One of the surefire ways to get young children to transition between screen and print is to offer them resources that feature their favourite screen characters so there is a feeling of familiarity and connection already, and when those resources enrich and enhance the screen experience as brilliantly as DK do, then they have to be valuable.  From the popular sugar skulls which decorate the endpapers through to the vivid, full-colour illustrations, many using graphics from the movie itself, through to the enticing layout, small snippets of information in text accessible to the target audience and a voice that talks directly to the reader, this is a book that will extend the movie experience long after its 100 minutes on the screen.

Common sense media offer a review of this movie (and many others) so parents can determine if it is suitable for their child.

Lucky Button

Lucky Button

Lucky Button












Lucky Button

Michael Morpurgo

Michael Foreman

Walker, 2017

176pp., hbk., RRP $A19.99


May 8th, the one day of the year that Jonah dreads because it is the anniversary of the accident that left his mother in a wheelchair two years previously and left him as her carer.
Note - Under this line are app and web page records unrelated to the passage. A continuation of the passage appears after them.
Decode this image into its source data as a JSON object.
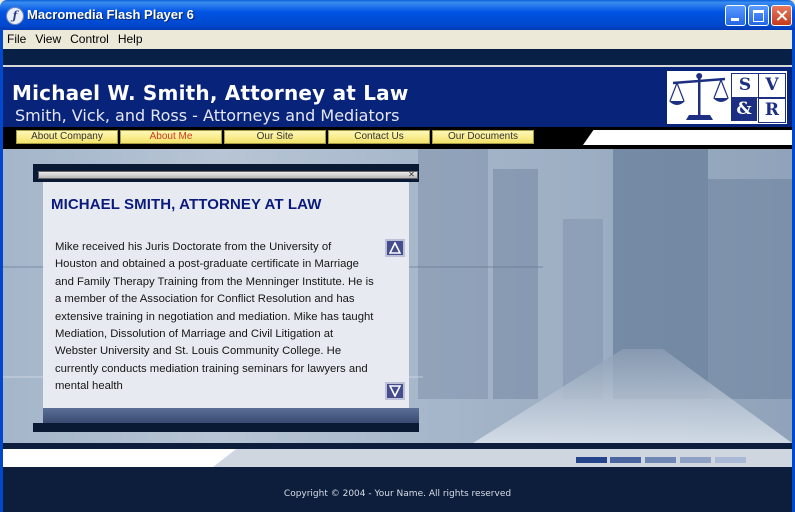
{
  "window": {
    "title": "Macromedia Flash Player 6",
    "app_icon": "flash-icon"
  },
  "menubar": {
    "items": [
      "File",
      "View",
      "Control",
      "Help"
    ]
  },
  "header": {
    "name": "Michael W. Smith, Attorney at Law",
    "firm": "Smith, Vick, and Ross - Attorneys and Mediators",
    "logo_letters": [
      "S",
      "V",
      "&",
      "R"
    ],
    "logo_icon": "scales-of-justice-icon"
  },
  "nav": {
    "items": [
      {
        "label": "About Company",
        "active": false
      },
      {
        "label": "About Me",
        "active": true
      },
      {
        "label": "Our Site",
        "active": false
      },
      {
        "label": "Contact Us",
        "active": false
      },
      {
        "label": "Our Documents",
        "active": false
      }
    ]
  },
  "panel": {
    "title": "MICHAEL SMITH, ATTORNEY AT LAW",
    "body": "Mike received his Juris Doctorate from the University of Houston and obtained a post-graduate certificate in Marriage and Family Therapy Training from the Menninger Institute. He is a member of the Association for Conflict Resolution and has extensive training in negotiation and mediation. Mike has taught Mediation, Dissolution of Marriage and Civil Litigation at Webster University and St. Louis Community College. He currently conducts mediation training seminars for lawyers and mental health",
    "scroll_up_icon": "scroll-up-icon",
    "scroll_down_icon": "scroll-down-icon",
    "close_icon": "close-icon"
  },
  "footer": {
    "copyright": "Copyright © 2004 - Your Name. All rights reserved"
  },
  "colors": {
    "header_bg": "#08247a",
    "nav_button": "#f3e26a",
    "nav_active_text": "#cc3b1e",
    "panel_title": "#0b1b7d",
    "titlebar": "#0054e3"
  }
}
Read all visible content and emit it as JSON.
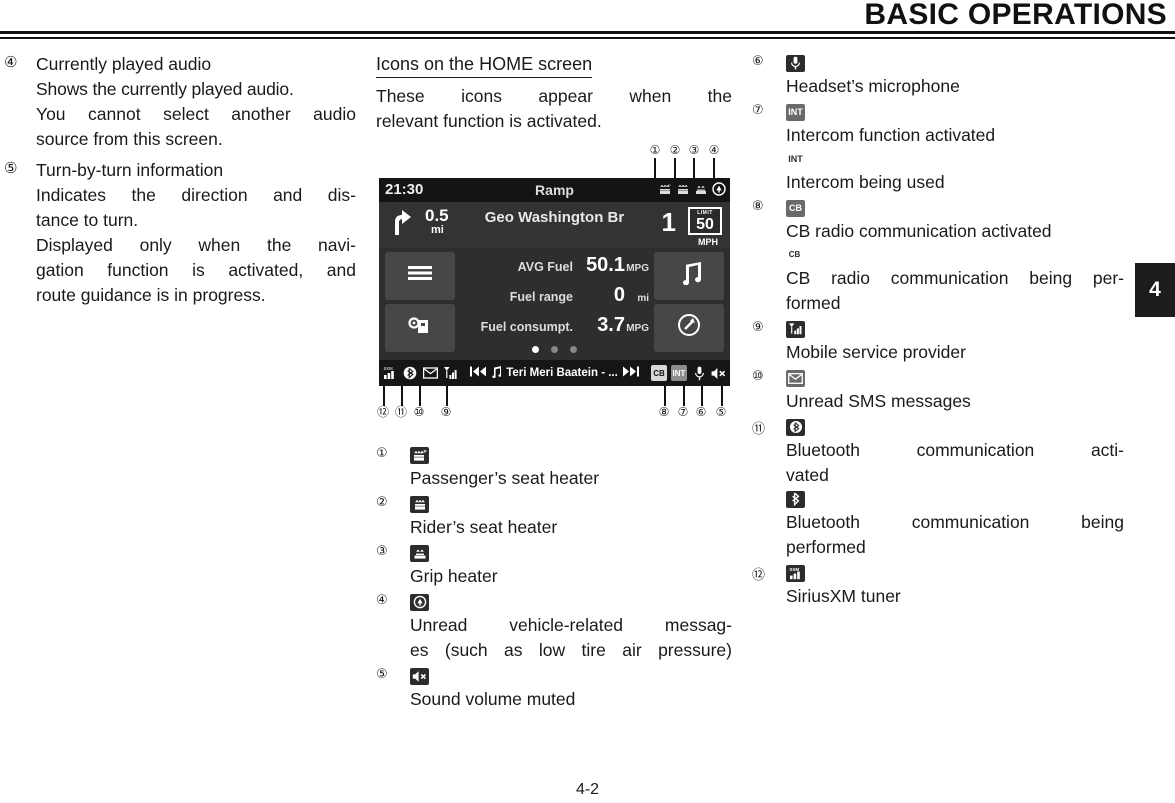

He regards it as ‘the day the music died’ because despite her love of music and American Pie being her favourite tune, his mother has not played or sung since the accident.  Jonah himself loves to sing and has been given an important role in the upcoming school play because of his voice. However, because of having to care for his mother – a fact he keeps secret although his teachers are aware of it and are compassionate – he finds it hard to fit in at school, has no friends except for the thread of one with Valeria, a newly-arrived Russian girl, and is teased and bullied because of his name.

During play practice one of the other boys deliberately injures him, and after being attended to by the school nurse, Jonah flees to the school chapel, his place of refuge where he can cry, and yell out his anger and sing his heart out till he gets back to a place of balance.  There on the floor he finds a brass button and as he picks it up, the church’s pipe organ begins to play and a remarkable story that impacts him profoundly unfolds…

As with stories like The Fox and the Ghost King, Morpurgo weaves the facts of history with the fiction of his imagination into an engaging, memorable story and Lucky Button is no exception.  Focusing on the story of Nathaniel Hogarth, an orphan of the Foundling Hospital, created by Thomas Coram in 1739 with help from William Hogarth and George Frideric Handel, music becomes the centre of the story as the young boy is befriended by the young Wolfgang Amadeus Mozart and his sister during their time in England. Sensitively illustrated by Michael Foreman, this is a story for newly independent readers who like historical fiction and something a little bit different.